So Taylor is acutely aware of not wanting to play any favorites.
“I know I have to be more careful,” Taylor said. “I remember once doing a San Diego State game. I happened to wear a tie with red in it. Well, I heard about it on Twitter and Facebook, and this was just from doing the open to the game.
“No question, the level of scrutiny will be up Saturday. I’ll be very careful with my tie. Definitely, no blue and gold.”
Taylor hardly is the first former player to work as an analyst for his former team. He knows the drill.
“I’m not going to be crying on the air if my alma mater is losing,” Taylor said.”I know I’ll be walking a fine line.”
However, make no mistake, Saturday’s assignment is special for Taylor. He said it will be “coming full circle” for him.
“There was a time when Notre Dame might as well have been England to me,” said Taylor, who grew up in the San Francisco area. “I had no idea where South Bend was when the recruiting letters started to come in. Notre Dame is on my Mt. Rushmore of the choices I’ve made in my life along with my wife and kids. It was paramount to what I’ve become.”

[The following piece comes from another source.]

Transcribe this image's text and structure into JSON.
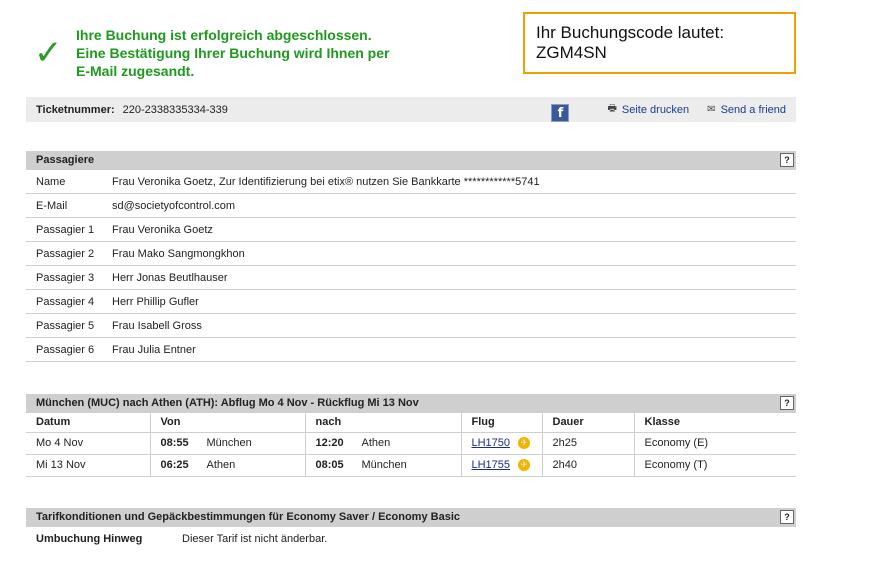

Taylor experienced the last truly sustained period of excellence at Notre Dame. From 1990-93, his teams went 41-8-1 under Lou Holtz.
Taylor believes Brian Kelly has a chance to replicate what Holtz did.
“They both have the vision and a specific way to execute that vision,” Taylor said. “Holtz was a little more hands-on. Kelly tried that in the beginning, but he got back to letting his coaches do their thing.
“Holtz was very methodical. Every week we had a game plan. We knew as players if we executed the plan, we’d win the game. Kelly strikes me the same way. You don’t enjoy the kind of success he’s had without having a plan.”